> **PROBLEM TO WORK ON**: Please copy out the full listing that follows exactly; no picture belongs in the copy.

> **DATA IN THIS EXERCISE**:
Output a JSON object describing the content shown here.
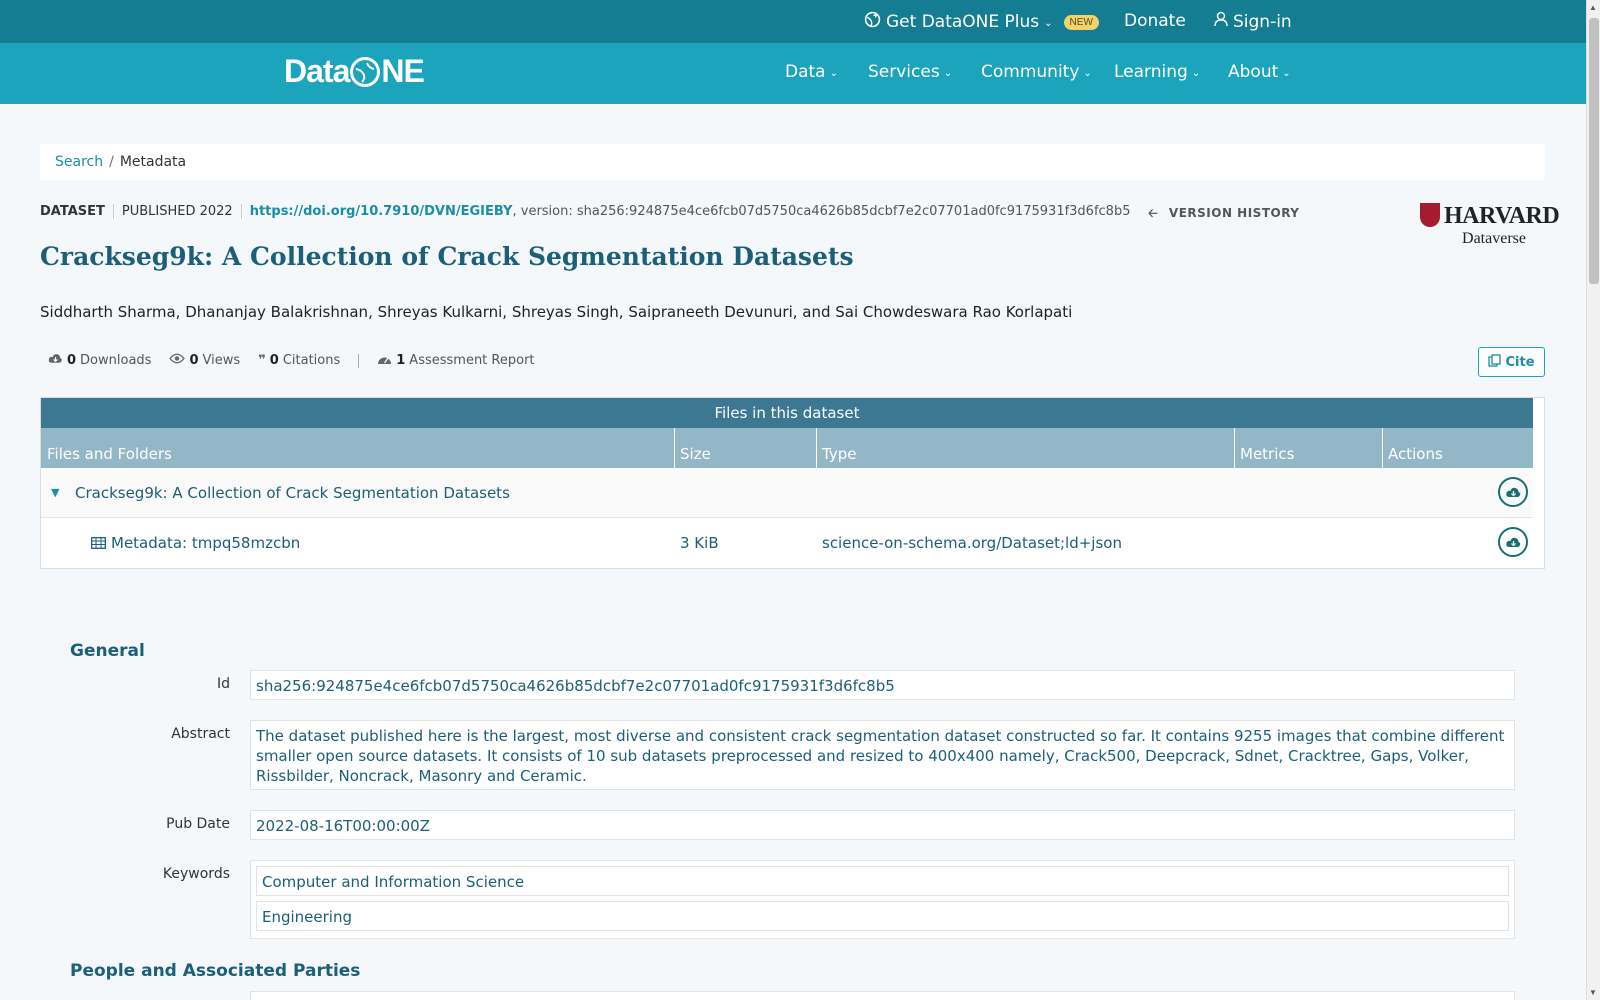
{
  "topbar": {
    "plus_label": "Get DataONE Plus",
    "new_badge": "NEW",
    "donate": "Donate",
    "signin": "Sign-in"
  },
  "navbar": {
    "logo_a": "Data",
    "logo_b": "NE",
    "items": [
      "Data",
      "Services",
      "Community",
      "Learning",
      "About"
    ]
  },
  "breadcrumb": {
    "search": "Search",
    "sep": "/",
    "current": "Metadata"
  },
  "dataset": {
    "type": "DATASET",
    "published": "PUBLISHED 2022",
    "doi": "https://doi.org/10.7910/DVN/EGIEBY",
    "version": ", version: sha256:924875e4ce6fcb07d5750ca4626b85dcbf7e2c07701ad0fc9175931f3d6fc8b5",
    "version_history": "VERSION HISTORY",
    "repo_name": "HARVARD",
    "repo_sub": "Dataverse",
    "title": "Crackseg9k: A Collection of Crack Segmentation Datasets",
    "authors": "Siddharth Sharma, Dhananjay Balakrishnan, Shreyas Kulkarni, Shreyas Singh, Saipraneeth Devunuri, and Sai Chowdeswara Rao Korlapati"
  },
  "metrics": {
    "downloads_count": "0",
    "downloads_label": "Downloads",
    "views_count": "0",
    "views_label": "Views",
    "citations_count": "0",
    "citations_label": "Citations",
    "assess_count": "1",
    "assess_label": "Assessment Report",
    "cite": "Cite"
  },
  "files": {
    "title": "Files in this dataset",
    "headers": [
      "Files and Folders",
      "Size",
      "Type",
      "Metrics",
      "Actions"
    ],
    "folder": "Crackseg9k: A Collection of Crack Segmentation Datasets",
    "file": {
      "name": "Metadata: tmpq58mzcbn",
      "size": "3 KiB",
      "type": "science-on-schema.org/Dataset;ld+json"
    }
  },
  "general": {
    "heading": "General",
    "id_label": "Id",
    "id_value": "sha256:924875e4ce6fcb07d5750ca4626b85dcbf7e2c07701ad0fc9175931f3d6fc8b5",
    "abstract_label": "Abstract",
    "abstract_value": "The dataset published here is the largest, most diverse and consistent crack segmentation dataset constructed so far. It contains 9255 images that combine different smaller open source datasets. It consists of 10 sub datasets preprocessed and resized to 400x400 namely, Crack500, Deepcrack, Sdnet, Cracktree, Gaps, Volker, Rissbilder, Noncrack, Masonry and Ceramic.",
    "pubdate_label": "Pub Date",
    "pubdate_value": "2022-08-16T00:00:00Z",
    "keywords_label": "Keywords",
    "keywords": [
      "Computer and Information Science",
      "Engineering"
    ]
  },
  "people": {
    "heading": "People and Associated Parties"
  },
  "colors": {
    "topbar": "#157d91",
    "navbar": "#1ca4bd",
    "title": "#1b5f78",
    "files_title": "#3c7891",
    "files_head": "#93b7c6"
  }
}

> **ANSWER FOR THIS EXERCISE**:
Output a JSON object describing the content shown here.
{
  "topbar": {
    "plus_label": "Get DataONE Plus",
    "new_badge": "NEW",
    "donate": "Donate",
    "signin": "Sign-in"
  },
  "navbar": {
    "logo_a": "Data",
    "logo_b": "NE",
    "items": [
      "Data",
      "Services",
      "Community",
      "Learning",
      "About"
    ]
  },
  "breadcrumb": {
    "search": "Search",
    "sep": "/",
    "current": "Metadata"
  },
  "dataset": {
    "type": "DATASET",
    "published": "PUBLISHED 2022",
    "doi": "https://doi.org/10.7910/DVN/EGIEBY",
    "version": ", version: sha256:924875e4ce6fcb07d5750ca4626b85dcbf7e2c07701ad0fc9175931f3d6fc8b5",
    "version_history": "VERSION HISTORY",
    "repo_name": "HARVARD",
    "repo_sub": "Dataverse",
    "title": "Crackseg9k: A Collection of Crack Segmentation Datasets",
    "authors": "Siddharth Sharma, Dhananjay Balakrishnan, Shreyas Kulkarni, Shreyas Singh, Saipraneeth Devunuri, and Sai Chowdeswara Rao Korlapati"
  },
  "metrics": {
    "downloads_count": "0",
    "downloads_label": "Downloads",
    "views_count": "0",
    "views_label": "Views",
    "citations_count": "0",
    "citations_label": "Citations",
    "assess_count": "1",
    "assess_label": "Assessment Report",
    "cite": "Cite"
  },
  "files": {
    "title": "Files in this dataset",
    "headers": [
      "Files and Folders",
      "Size",
      "Type",
      "Metrics",
      "Actions"
    ],
    "folder": "Crackseg9k: A Collection of Crack Segmentation Datasets",
    "file": {
      "name": "Metadata: tmpq58mzcbn",
      "size": "3 KiB",
      "type": "science-on-schema.org/Dataset;ld+json"
    }
  },
  "general": {
    "heading": "General",
    "id_label": "Id",
    "id_value": "sha256:924875e4ce6fcb07d5750ca4626b85dcbf7e2c07701ad0fc9175931f3d6fc8b5",
    "abstract_label": "Abstract",
    "abstract_value": "The dataset published here is the largest, most diverse and consistent crack segmentation dataset constructed so far. It contains 9255 images that combine different smaller open source datasets. It consists of 10 sub datasets preprocessed and resized to 400x400 namely, Crack500, Deepcrack, Sdnet, Cracktree, Gaps, Volker, Rissbilder, Noncrack, Masonry and Ceramic.",
    "pubdate_label": "Pub Date",
    "pubdate_value": "2022-08-16T00:00:00Z",
    "keywords_label": "Keywords",
    "keywords": [
      "Computer and Information Science",
      "Engineering"
    ]
  },
  "people": {
    "heading": "People and Associated Parties"
  },
  "colors": {
    "topbar": "#157d91",
    "navbar": "#1ca4bd",
    "title": "#1b5f78",
    "files_title": "#3c7891",
    "files_head": "#93b7c6"
  }
}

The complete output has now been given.